Contractor Q&A: Retaining Quality Employees

Words: MASONRY Magazine
Photo: Tashi-Delek

Editor’s Note: As you know, we try to provide real-life experiences on hot topics from contractors in the field. This month we sat down with Joe Bonifate and Kent Bounds to get their take and experiences on employee retention.  

The masonry industry is often considered to have a transient workforce, and the biggest question that comes to mind is: how do we retain our employees? In an attempt to focus our efforts on the declining workforce issue, we set out to speak directly with contractors who wrestle with the challenge of employee retention on a daily basis. Take a look through their experiences and see what you can do to maintain and potentially increase your employee count. We would also like to thank everyone who participated in this Q&A- we know you all have demanding schedules, and sincerely appreciate your input. 

How many employees do you keep on during the year?  

Kent Bounds, President of Brazos Masonry: 300.  

Joe Bonifate, President of Operations of Arch Masonry & Restoration: Roughly 80 on average. 

How do you retain or keep those employees in your company?  

Kent Bounds: We have crew appreciation lunches where we cook or cater lunches for our different crews twice a month.  We pass out Brazos swag (Hats, shirts, mugs, etc.…), have an annual companywide picnic, and pass out BMI construction hi-visible coats to employees who been with us for 5 years. We also present the coat in the presence of the entire crew. We have two foremen’s meeting each year, which involves the office staff too. We have two safety stand-downs each year that involve the office staff too, and we are also starting a bonus system for all field employees based off the number of years they have been with us.  

Joe Bonifate: We have competitive wages, benefits, and steady work. We incentivize with quarterly safety bonuses, and we also put 5% of their base earnings into a profit-share (retirement) plan.  

How do you recruit employees? 

Kent Bounds: We’ve been going to high schools. Our crews have also used some of their younger employees to help recruit new employees as well. We really support the apprentices, and that really helps when recruiting laborers.  

Joe Bonifate: We primarily use a third-party recruiter; all of our field workers go through a temp agency for the first ninety days.
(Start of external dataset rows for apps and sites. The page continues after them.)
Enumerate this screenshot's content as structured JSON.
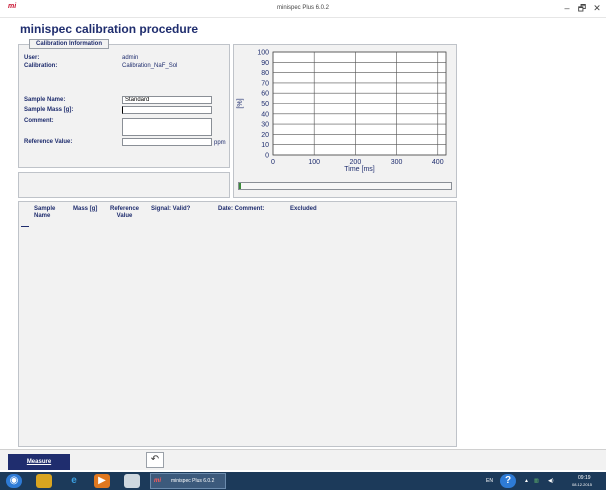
{
  "window": {
    "logo": "mi",
    "title": "minispec Plus 6.0.2",
    "minimize_glyph": "–",
    "maximize_glyph": "🗗",
    "close_glyph": "✕"
  },
  "page": {
    "title": "minispec calibration procedure"
  },
  "calibration_info": {
    "group_label": "Calibration Information",
    "user_label": "User:",
    "user_value": "admin",
    "calibration_label": "Calibration:",
    "calibration_value": "Calibration_NaF_Sol"
  },
  "form": {
    "sample_name_label": "Sample Name:",
    "sample_name_value": "Standard",
    "sample_mass_label": "Sample Mass [g]:",
    "sample_mass_value": "",
    "comment_label": "Comment:",
    "comment_value": "",
    "reference_label": "Reference Value:",
    "reference_value": "",
    "reference_unit": "ppm"
  },
  "chart_data": {
    "type": "line",
    "title": "",
    "xlabel": "Time [ms]",
    "ylabel": "[%]",
    "xlim": [
      0,
      420
    ],
    "ylim": [
      0,
      100
    ],
    "x_ticks": [
      0,
      100,
      200,
      300,
      400
    ],
    "y_ticks": [
      0,
      10,
      20,
      30,
      40,
      50,
      60,
      70,
      80,
      90,
      100
    ],
    "grid": true,
    "series": []
  },
  "progress": {
    "value": 0.01
  },
  "table": {
    "columns": [
      {
        "label": "Sample\nName"
      },
      {
        "label": "Mass [g]"
      },
      {
        "label": "Reference\nValue"
      },
      {
        "label": "Signal: Valid?"
      },
      {
        "label": "Date: Comment:"
      },
      {
        "label": "Excluded"
      }
    ],
    "rows": []
  },
  "toolbar": {
    "measure_label": "Measure",
    "undo_glyph": "↶"
  },
  "taskbar": {
    "start_glyph": "◉",
    "app_logo": "mi",
    "app_label": "minispec Plus 6.0.2",
    "language": "EN",
    "help_glyph": "?",
    "tray_arrow": "▲",
    "time": "09:19",
    "date": "08.12.2015"
  },
  "colors": {
    "label_text": "#1f2d6e",
    "measure_button": "#1f2d6e",
    "taskbar": "#1c3a5a",
    "panel_bg": "#f2f2f2",
    "progress_fill": "#3a8a3a"
  }
}
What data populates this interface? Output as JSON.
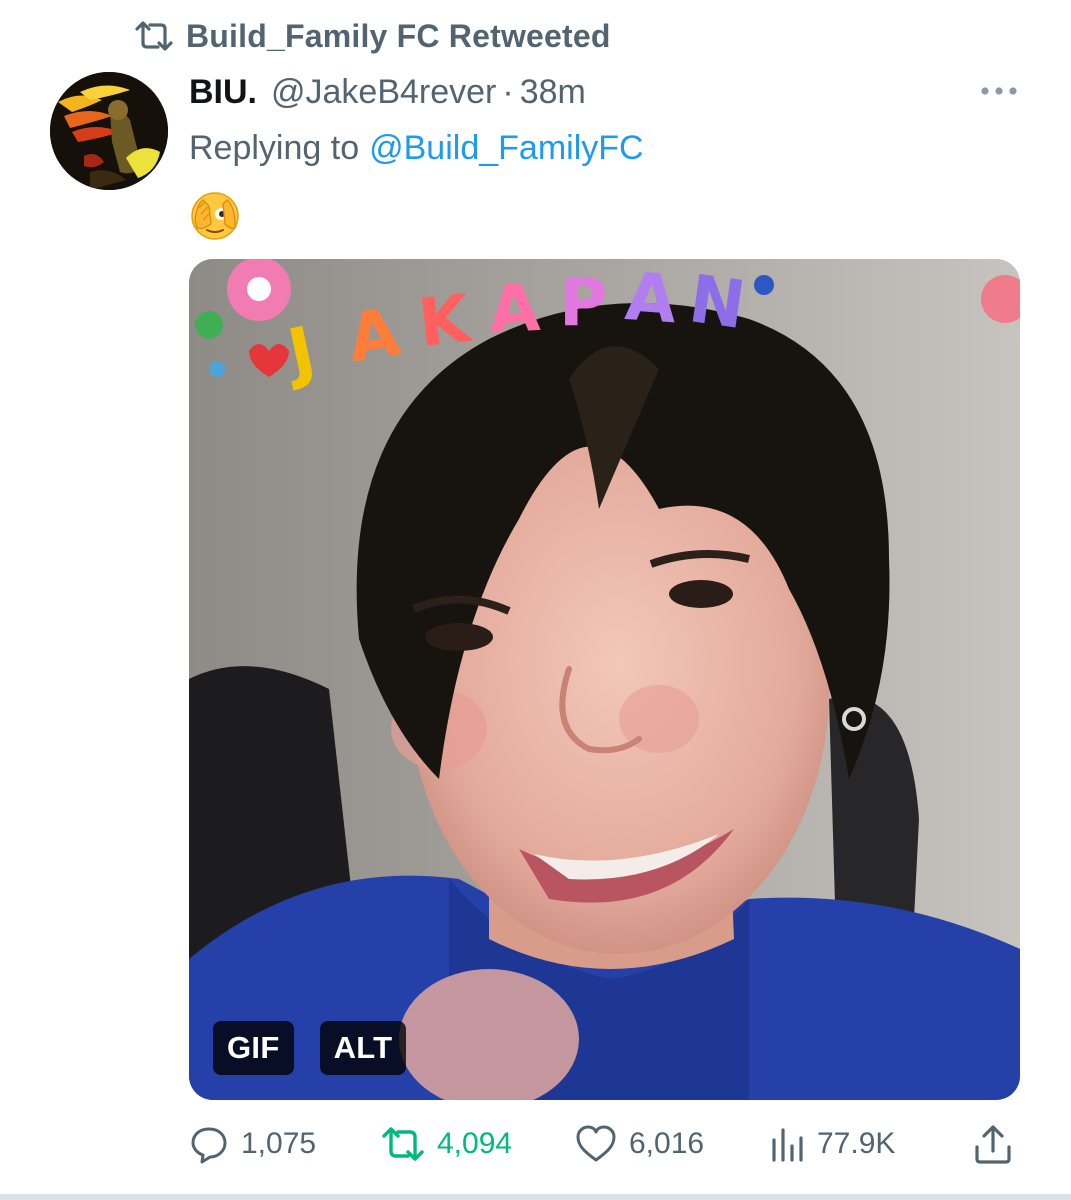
{
  "retweet_context": {
    "icon": "retweet-icon",
    "text": "Build_Family FC Retweeted"
  },
  "tweet": {
    "avatar": "user-avatar",
    "display_name": "BIU.",
    "handle": "@JakeB4rever",
    "separator": "·",
    "time": "38m",
    "replying_label": "Replying to",
    "replying_to": "@Build_FamilyFC",
    "text": "🫣",
    "more_icon": "more-horizontal-icon"
  },
  "media": {
    "overlay_text": "JAKAPAN",
    "badges": [
      "GIF",
      "ALT"
    ]
  },
  "actions": {
    "reply": {
      "icon": "reply-icon",
      "count": "1,075"
    },
    "retweet": {
      "icon": "retweet-icon",
      "count": "4,094",
      "active": true,
      "color": "#00ba7c"
    },
    "like": {
      "icon": "heart-icon",
      "count": "6,016"
    },
    "views": {
      "icon": "views-icon",
      "count": "77.9K"
    },
    "share": {
      "icon": "share-icon"
    }
  },
  "colors": {
    "text_primary": "#0f1419",
    "text_secondary": "#536471",
    "link": "#1d9bf0",
    "retweet_active": "#00ba7c"
  }
}
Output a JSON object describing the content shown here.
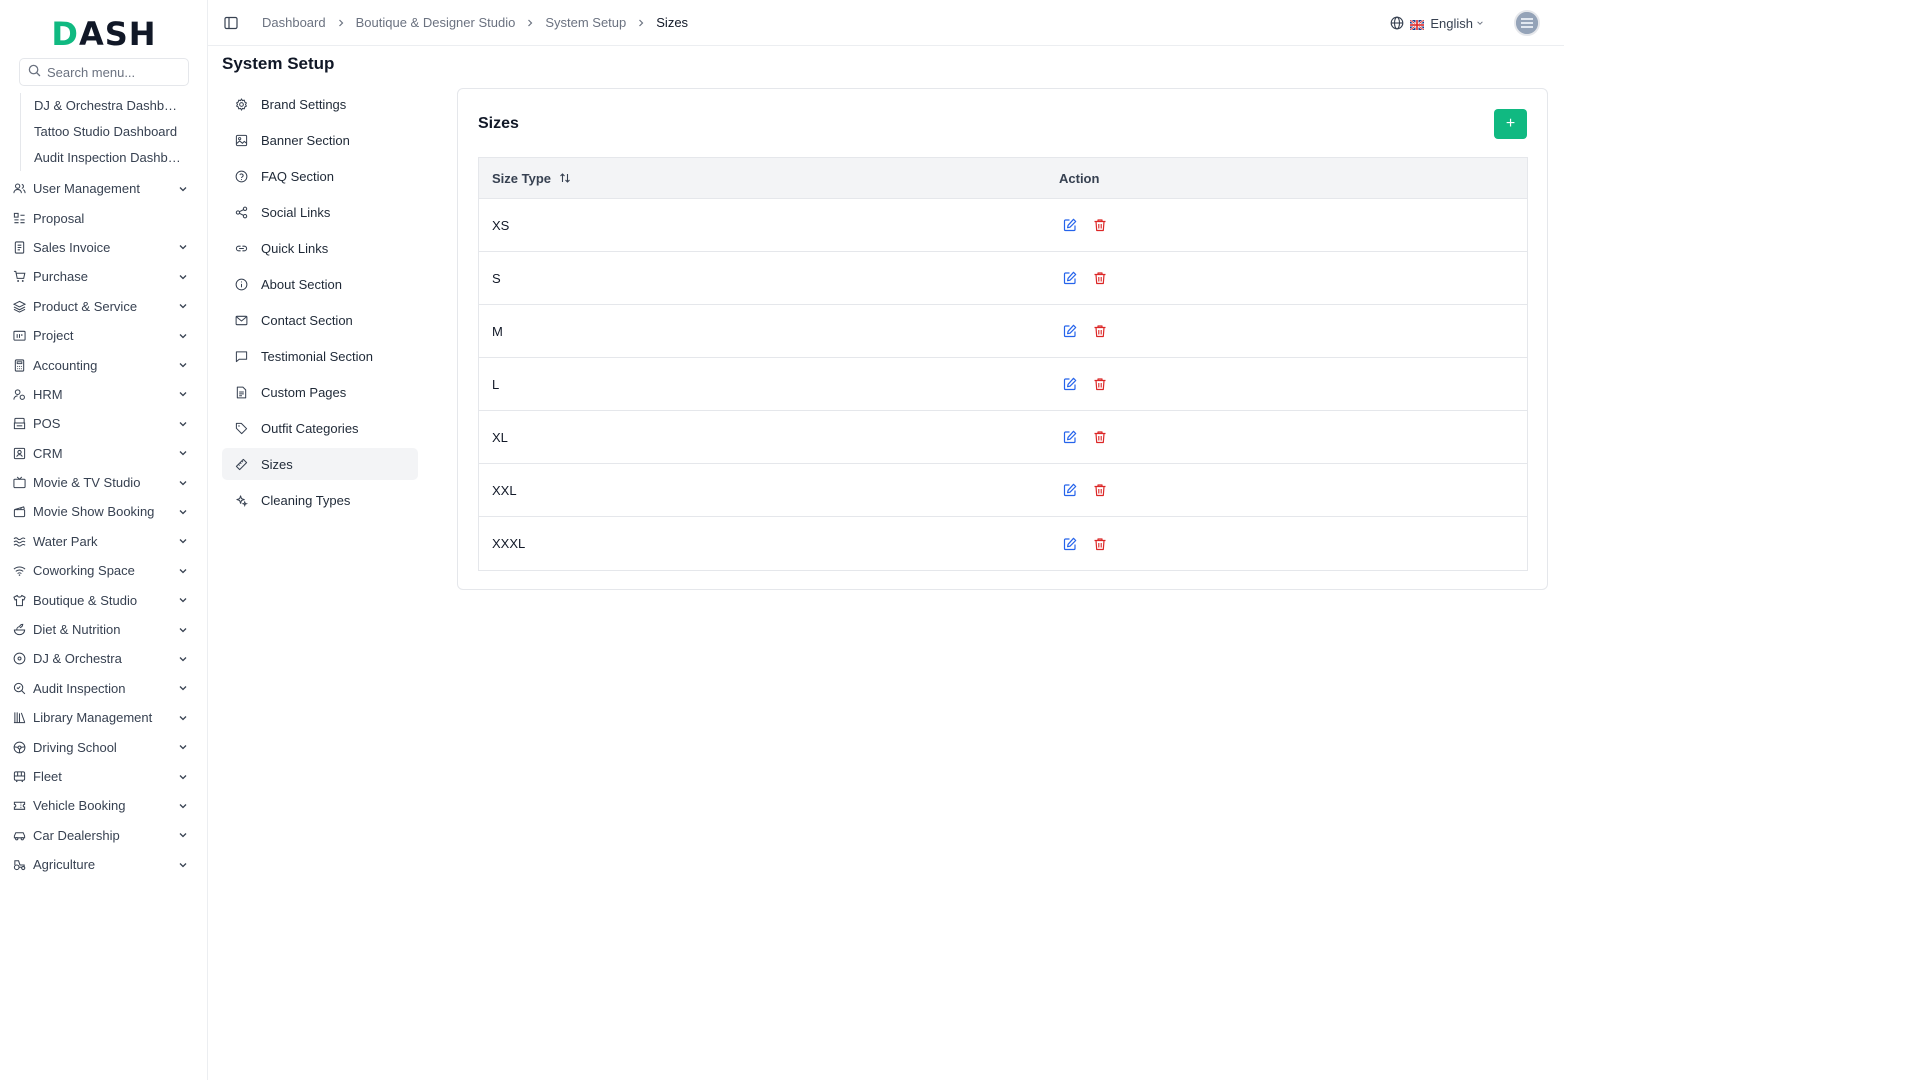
{
  "logo": {
    "text_d": "D",
    "text_rest": "ASH"
  },
  "search": {
    "placeholder": "Search menu..."
  },
  "sidebar_sub_items": [
    {
      "label": "DJ & Orchestra Dashboard"
    },
    {
      "label": "Tattoo Studio Dashboard"
    },
    {
      "label": "Audit Inspection Dashboard"
    }
  ],
  "sidebar_menu": [
    {
      "label": "User Management",
      "icon": "users-icon",
      "has_children": true
    },
    {
      "label": "Proposal",
      "icon": "proposal-icon",
      "has_children": false
    },
    {
      "label": "Sales Invoice",
      "icon": "invoice-icon",
      "has_children": true
    },
    {
      "label": "Purchase",
      "icon": "cart-icon",
      "has_children": true
    },
    {
      "label": "Product & Service",
      "icon": "layers-icon",
      "has_children": true
    },
    {
      "label": "Project",
      "icon": "project-icon",
      "has_children": true
    },
    {
      "label": "Accounting",
      "icon": "calculator-icon",
      "has_children": true
    },
    {
      "label": "HRM",
      "icon": "hrm-icon",
      "has_children": true
    },
    {
      "label": "POS",
      "icon": "pos-icon",
      "has_children": true
    },
    {
      "label": "CRM",
      "icon": "crm-icon",
      "has_children": true
    },
    {
      "label": "Movie & TV Studio",
      "icon": "tv-icon",
      "has_children": true
    },
    {
      "label": "Movie Show Booking",
      "icon": "clapperboard-icon",
      "has_children": true
    },
    {
      "label": "Water Park",
      "icon": "waves-icon",
      "has_children": true
    },
    {
      "label": "Coworking Space",
      "icon": "wifi-icon",
      "has_children": true
    },
    {
      "label": "Boutique & Studio",
      "icon": "shirt-icon",
      "has_children": true
    },
    {
      "label": "Diet & Nutrition",
      "icon": "salad-icon",
      "has_children": true
    },
    {
      "label": "DJ & Orchestra",
      "icon": "disc-icon",
      "has_children": true
    },
    {
      "label": "Audit Inspection",
      "icon": "search-check-icon",
      "has_children": true
    },
    {
      "label": "Library Management",
      "icon": "library-icon",
      "has_children": true
    },
    {
      "label": "Driving School",
      "icon": "steering-wheel-icon",
      "has_children": true
    },
    {
      "label": "Fleet",
      "icon": "bus-icon",
      "has_children": true
    },
    {
      "label": "Vehicle Booking",
      "icon": "ticket-icon",
      "has_children": true
    },
    {
      "label": "Car Dealership",
      "icon": "car-icon",
      "has_children": true
    },
    {
      "label": "Agriculture",
      "icon": "tractor-icon",
      "has_children": true
    }
  ],
  "breadcrumb": [
    {
      "label": "Dashboard"
    },
    {
      "label": "Boutique & Designer Studio"
    },
    {
      "label": "System Setup"
    },
    {
      "label": "Sizes"
    }
  ],
  "language": {
    "label": "English"
  },
  "page": {
    "title": "System Setup"
  },
  "setup_nav": [
    {
      "label": "Brand Settings",
      "icon": "settings-icon",
      "active": false
    },
    {
      "label": "Banner Section",
      "icon": "image-icon",
      "active": false
    },
    {
      "label": "FAQ Section",
      "icon": "help-circle-icon",
      "active": false
    },
    {
      "label": "Social Links",
      "icon": "share-icon",
      "active": false
    },
    {
      "label": "Quick Links",
      "icon": "link-icon",
      "active": false
    },
    {
      "label": "About Section",
      "icon": "info-icon",
      "active": false
    },
    {
      "label": "Contact Section",
      "icon": "mail-icon",
      "active": false
    },
    {
      "label": "Testimonial Section",
      "icon": "message-square-icon",
      "active": false
    },
    {
      "label": "Custom Pages",
      "icon": "file-text-icon",
      "active": false
    },
    {
      "label": "Outfit Categories",
      "icon": "tag-icon",
      "active": false
    },
    {
      "label": "Sizes",
      "icon": "ruler-icon",
      "active": true
    },
    {
      "label": "Cleaning Types",
      "icon": "sparkles-icon",
      "active": false
    }
  ],
  "card": {
    "title": "Sizes",
    "add_label": "+",
    "columns": {
      "size_type": "Size Type",
      "action": "Action"
    },
    "rows": [
      {
        "size": "XS"
      },
      {
        "size": "S"
      },
      {
        "size": "M"
      },
      {
        "size": "L"
      },
      {
        "size": "XL"
      },
      {
        "size": "XXL"
      },
      {
        "size": "XXXL"
      }
    ]
  },
  "colors": {
    "accent": "#10b981",
    "edit": "#2563eb",
    "delete": "#dc2626"
  }
}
We also have general branding and Facebook videos, and have an average compensation sheet on our website careers page. 

How do you retain younger employees? 

Kent Bounds: We market apprenticeships, letting them know if they want to improve their life, they have the opportunity to be more within BMI.  We really market promoting from within.   

Joe Bonifate: We offer paid time off for perfect attendance and pay 100% of employee healthcare. Also, we have an apprentice program and outline in writing a path or career progression. 

Is there an incentive program in place for those employees? 

Kent Bounds: We are starting a bonus system for all field employees based off the number of years they have been with us. We also incentivize our superintendents to develop lead foremen and future superintendents.   

Joe Bonifate: Same as all employees. 

How do you deal with problematic employees? 

Kent Bounds: We let them go.  Since we hold safety in the highest regards, we cannot tolerate problematic employees.  If they create too many issues, they go on our Do Not Hire list.   

Joe Bonifate: Document incidents, notify when improvement is needed. 

How do you make your employees feel valued? 

Kent Bounds: When we make visit to jobs, the ownership attends.  We personally go to each employee and thank them for their hard work.  We will do cookouts for them and pass out hats, shirts, and tumblers.  Afterwards, we gather the whole crew and simply talk to them and hear what they have to say.  It is good for us, and great for them to know we care.   

Joe Bonifate: We just started this. We had HR (who happens to be an owner’s wife, Mindy) visit every jobsite and speak individually with each employee when passing out the last quarterly bonus. She went over the annual review, gave them a short survey to complete, and showed them their total earnings to date including the value of the healthcare, retirement, life insurance, and everything on their paystub and beyond. 

How do you deal with company hopping? 

Kent Bounds: There isn’t much we can do. We don’t like to hire them back, but when you need people, it is difficult not to do so.  We currently do not have a company policy regarding people company hopping.   

Joe Bonifate: We have a hard rule not to allow anyone to come back after they leave us for a competitor. We have held this since we started the company in 2009. This past April, we did have our first ever “month of mercy” as I called it. During that month we let any previous employee apply to come back. That was a rare occurrence, and despite request I do not think it will become an annual event.